┌─ Records shown

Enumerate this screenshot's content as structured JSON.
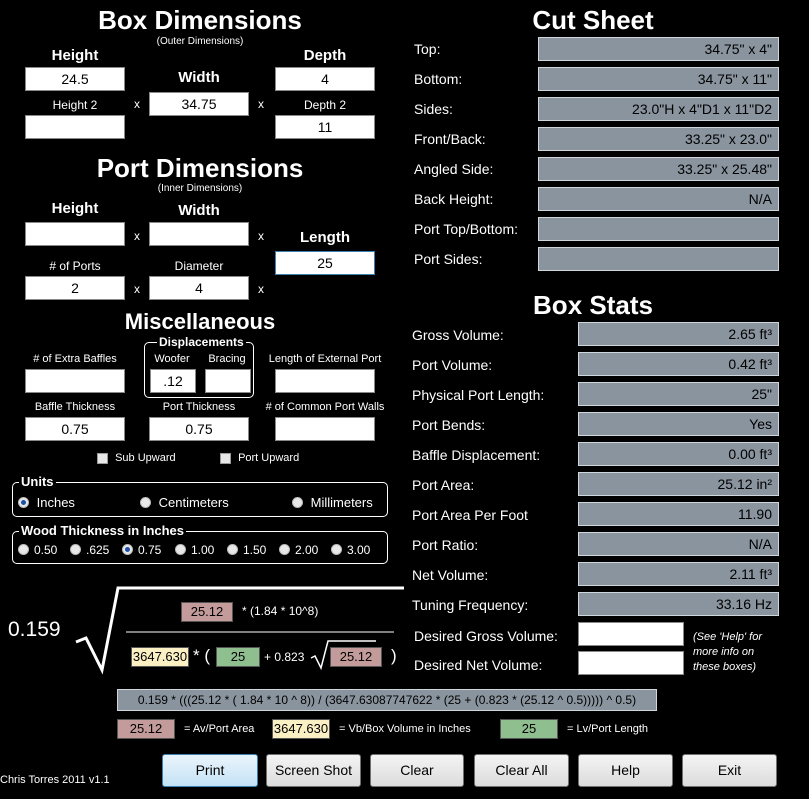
{
  "box_dimensions": {
    "title": "Box Dimensions",
    "subtitle": "(Outer Dimensions)",
    "height_label": "Height",
    "height_value": "24.5",
    "height2_label": "Height 2",
    "height2_value": "",
    "width_label": "Width",
    "width_value": "34.75",
    "depth_label": "Depth",
    "depth_value": "4",
    "depth2_label": "Depth 2",
    "depth2_value": "11",
    "times": "x"
  },
  "port_dimensions": {
    "title": "Port Dimensions",
    "subtitle": "(Inner Dimensions)",
    "height_label": "Height",
    "height_value": "",
    "width_label": "Width",
    "width_value": "",
    "length_label": "Length",
    "length_value": "25",
    "ports_label": "# of Ports",
    "ports_value": "2",
    "diameter_label": "Diameter",
    "diameter_value": "4"
  },
  "misc": {
    "title": "Miscellaneous",
    "extra_baffles_label": "# of Extra Baffles",
    "extra_baffles_value": "",
    "displacements_title": "Displacements",
    "woofer_label": "Woofer",
    "woofer_value": ".12",
    "bracing_label": "Bracing",
    "bracing_value": "",
    "ext_port_label": "Length of External Port",
    "ext_port_value": "",
    "baffle_thickness_label": "Baffle Thickness",
    "baffle_thickness_value": "0.75",
    "port_thickness_label": "Port Thickness",
    "port_thickness_value": "0.75",
    "common_walls_label": "# of Common Port Walls",
    "common_walls_value": "",
    "sub_upward_label": "Sub Upward",
    "port_upward_label": "Port Upward"
  },
  "units": {
    "title": "Units",
    "options": [
      "Inches",
      "Centimeters",
      "Millimeters"
    ],
    "selected": "Inches"
  },
  "wood": {
    "title": "Wood Thickness in Inches",
    "options": [
      "0.50",
      ".625",
      "0.75",
      "1.00",
      "1.50",
      "2.00",
      "3.00"
    ],
    "selected": "0.75"
  },
  "formula": {
    "coefficient": "0.159",
    "av": "25.12",
    "numerator_rest": "* (1.84 * 10^8)",
    "vb": "3647.630",
    "open_paren": "* (",
    "lv": "25",
    "plus": "+ 0.823",
    "av2": "25.12",
    "close_paren": ")",
    "expression": "0.159 * (((25.12 * ( 1.84 * 10 ^ 8)) / (3647.63087747622 * (25 + (0.823 * (25.12 ^ 0.5))))) ^ 0.5)"
  },
  "legend": {
    "av_value": "25.12",
    "av_label": "= Av/Port Area",
    "vb_value": "3647.630",
    "vb_label": "= Vb/Box Volume in Inches",
    "lv_value": "25",
    "lv_label": "= Lv/Port Length"
  },
  "cut_sheet": {
    "title": "Cut Sheet",
    "rows": [
      {
        "label": "Top:",
        "value": "34.75\" x 4\""
      },
      {
        "label": "Bottom:",
        "value": "34.75\" x 11\""
      },
      {
        "label": "Sides:",
        "value": "23.0\"H x 4\"D1 x 11\"D2"
      },
      {
        "label": "Front/Back:",
        "value": "33.25\" x 23.0\""
      },
      {
        "label": "Angled Side:",
        "value": "33.25\" x 25.48\""
      },
      {
        "label": "Back Height:",
        "value": "N/A"
      },
      {
        "label": "Port Top/Bottom:",
        "value": ""
      },
      {
        "label": "Port Sides:",
        "value": ""
      }
    ]
  },
  "box_stats": {
    "title": "Box Stats",
    "rows": [
      {
        "label": "Gross Volume:",
        "value": "2.65 ft³"
      },
      {
        "label": "Port Volume:",
        "value": "0.42 ft³"
      },
      {
        "label": "Physical Port Length:",
        "value": "25\""
      },
      {
        "label": "Port Bends:",
        "value": "Yes"
      },
      {
        "label": "Baffle Displacement:",
        "value": "0.00 ft³"
      },
      {
        "label": "Port Area:",
        "value": "25.12 in²"
      },
      {
        "label": "Port Area Per Foot",
        "value": "11.90"
      },
      {
        "label": "Port Ratio:",
        "value": "N/A"
      },
      {
        "label": "Net Volume:",
        "value": "2.11 ft³"
      },
      {
        "label": "Tuning Frequency:",
        "value": "33.16 Hz"
      }
    ],
    "desired_gross_label": "Desired Gross Volume:",
    "desired_gross_value": "",
    "desired_net_label": "Desired Net Volume:",
    "desired_net_value": "",
    "help_note": "(See 'Help' for more info on these boxes)"
  },
  "footer": {
    "credit": "Chris Torres 2011 v1.1",
    "buttons": [
      "Print",
      "Screen Shot",
      "Clear",
      "Clear All",
      "Help",
      "Exit"
    ]
  }
}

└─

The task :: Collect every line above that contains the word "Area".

Task answer ::
    "av_label": "= Av/Port Area",
        "label": "Port Area:",
        "label": "Port Area Per Foot",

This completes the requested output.